How the meaning shifted -- Usage
私 with an on'yomi of shi still appears with a meaning of "private" in modern Japanese.
The kun'yomi of watakushi used to have this meaning too as the primary sense. In The Tale of Genji dating to the early 1000s, watakushi was used as an antonym of ohoyake -- modern 公【おおやけ】 "public". Some compounds using watakushi still have a meaning of "private" or "limited", such as 私雨【わたくしあめ】 "a rainfall in a very limited area", or 私金【わたくしがね】 "personal money", or even 私【わたくし】する "to make something private that was formerly public, to take something public for personal or private use".
This sense of "private, not public" developed over time to mean one's own personal, private affairs or thoughts, and from there, to oneself. Shogakukan's 国語大辞典 gives a citation for this use from 1632.
The various alternative readings -- watashi, atashi, atai, wasshi, etc. -- are all just phonetic variations of the older form watakushi (now regarded as the hyperpolite version of everyday watashi).
How pronouns move around in Japanese
Personal pronouns in Japanese work differently than pronouns in many other languages. "I" in English can be traced back to an ancient Proto-Indo-European root with cognates in umpteen other languages, and pretty much all of them share a similar meaning of "I" (first-person pronoun). Even Chinese's wǒ has been incredibly stable through the millenia, tracing back at least 2,500 years and possibly further back.
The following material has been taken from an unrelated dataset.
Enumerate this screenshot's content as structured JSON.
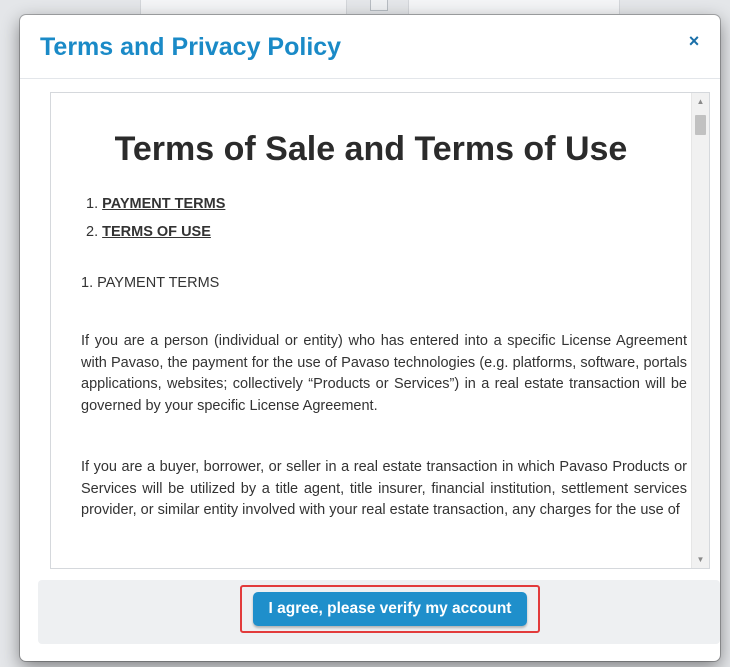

In Japanese, however, pronouns move and change in a much more fluid fashion. Historically, a term that may have started out as a humble indirect reference, such as 僕【ぼく】 (apparently originally meaning "servant", much like the super-polite English expression "[I am] your servant, madam"), degrades in meaning to become a very everyday, informal, and even rude term when used in the wrong contexts. 俺【おれ】 is now a term for "I" that is almost exclusively male, and is considered very informal and rude, but before the Edo period, it was broadly used by both genders regardless of social class or context.
There has been a lot of research into politeness in Japanese, and how indirection results in changes in pronoun usage over time. It's a very deep subject, and there's tons to read if you're interested. Here are some relevant links for starters.